 Robert Sklar, “Movie-Made America,” p. 22, Random House, Inc., NY, 1975.
 Richard Edlund, “Motion-Control Cinematography,” p. 425, ASC, American Cinematographer Manual, Seventh Edition, The ASC Press.
 In reality, the integration of digital visual effects into the film industry is an ongoing and continuing process.
 It should be noted that processor time does not account for the total hours labored away from workstations by digital artists, software engineers, technical directors, vfx supervisors, vfx producers, etc., in order to make this shot sequence a reality.
 In film production, support can be analogized with continuing to provide changes to the work as required throughout the production process.
 For practitioners representing the VFX facility in negotiating a production deal, it is a good idea to obtain written permission to repurpose the data files in other productions. The film producer’s legal advisor will most probably require written assurances that any future product created with the data files will not be similar to the original work.
 Of course, the film’s production company (or substitute VFX facility) can acquire their own licenses for using such third party libraries.
 i.e., it may take considerably less time for a digital artist to create the work from scratch than trying to decipher the original digital artist’s methodology.
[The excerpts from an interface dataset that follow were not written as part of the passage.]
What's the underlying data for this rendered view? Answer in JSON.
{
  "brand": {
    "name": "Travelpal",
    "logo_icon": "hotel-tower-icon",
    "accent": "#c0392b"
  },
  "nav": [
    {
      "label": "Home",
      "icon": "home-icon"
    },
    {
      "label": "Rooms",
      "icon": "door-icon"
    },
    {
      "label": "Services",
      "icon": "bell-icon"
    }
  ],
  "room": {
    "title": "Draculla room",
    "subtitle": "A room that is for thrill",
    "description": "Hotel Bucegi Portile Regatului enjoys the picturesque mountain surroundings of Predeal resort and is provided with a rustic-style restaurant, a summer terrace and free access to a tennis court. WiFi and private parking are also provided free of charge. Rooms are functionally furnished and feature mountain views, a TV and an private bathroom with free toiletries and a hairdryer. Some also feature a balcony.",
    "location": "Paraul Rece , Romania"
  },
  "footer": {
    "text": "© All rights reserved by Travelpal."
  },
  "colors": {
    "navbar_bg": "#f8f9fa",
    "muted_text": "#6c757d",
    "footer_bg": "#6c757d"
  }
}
Some applications, such as Side Effects Software’s Houdini, incorporate a data flow graphical user interface (GUI) that provides a pipeline flowchart of how the modeling, animation, etc., was created.
 It is imperative that notice of expiration of encoded license keys be provided to the licensee since use of the code at the time of expiration could crash the user’s system, causing loss and/or damage to data and equipment, possibly resulting in tort liability to the licensor for intentionally or negligently planting a “software time bomb”.
 In most cases, the VFX facility itself will not be in a position to spare licenses and workstations for the verification process due to the magnitude of work it is creating. Aside from this reason, the verification process should be conducted at a neutral facility or location to avoid the suggestion of tainted results.
 See endnote 11, supra.